The package of online modules has been developed by Diabetes Australia to provide Aboriginal and Torres Strait Islander healthcare workers and practitioners with diabetes information and culturally appropriate resources to support people living with diabetes and their families.
Diabetes Australia Aboriginal and Torres Strait Islander Engagement Manager Deanne Minniecon said the modules included interactive activities and stories, taking the user on an engaging journey as they learn more about diabetes related health complications and management strategies to support people to live well with diabetes.
“We are so pleased to be able to provide this important free resource which offers culturally appropriate learning for all health professionals working with our Aboriginal and Torres Strait Islander communities,” she said.
The modules have been developed in consultation with expert groups including Aboriginal and Torres Strait Islander clinicians, medical and research doctors, university academics specialising in diabetes and leaders in education. The South Australian Health & Medical Research Institute also contributed to the review process.
“The modules are engaging, accessible in bite size pieces, culturally appropriate and address all of the issues associated with managing diabetes, beyond the traditional scope.

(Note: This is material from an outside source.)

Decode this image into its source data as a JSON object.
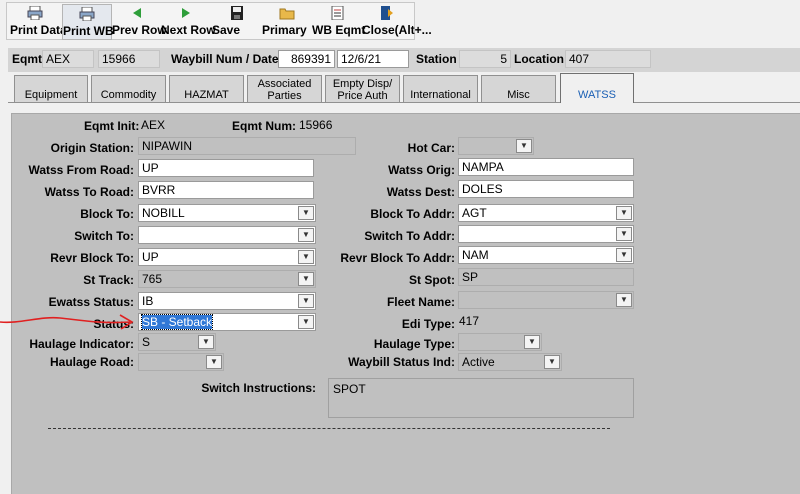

“This includes modules on technology, medications, self-management strategies, diabetes in schools, the impact of colonisation and social and emotional health and wellbeing,” Ms Minniecon said.
The nine modules use storytelling, person centered stories, interactive activities, and engaging graphics to deliver diabetes information.
The modules take up to 10 hours to complete however, have no time restrictions for completion. They are available at no cost to the learner and are self-directed. Those who complete the modules qualify for 10 CPD points.
“We are very proud of this resource and pleased to be able to offer it to anyone working in the health sector who supports First Nations people with managing their diabetes. The materials offer a really comprehensive, user-friendly dive into the impact of diabetes on our Aboriginal and Torres Strait Islander communities and how best to support people living with the condition,” Ms Minniecon said.
Aboriginal and Torres Strait Islander Health Workers and Practitioners can access the modules here
The National Diabetes Services Scheme is an initiative of the Australian Government administered by Diabetes Australia.
- Story by Diabetes Queensland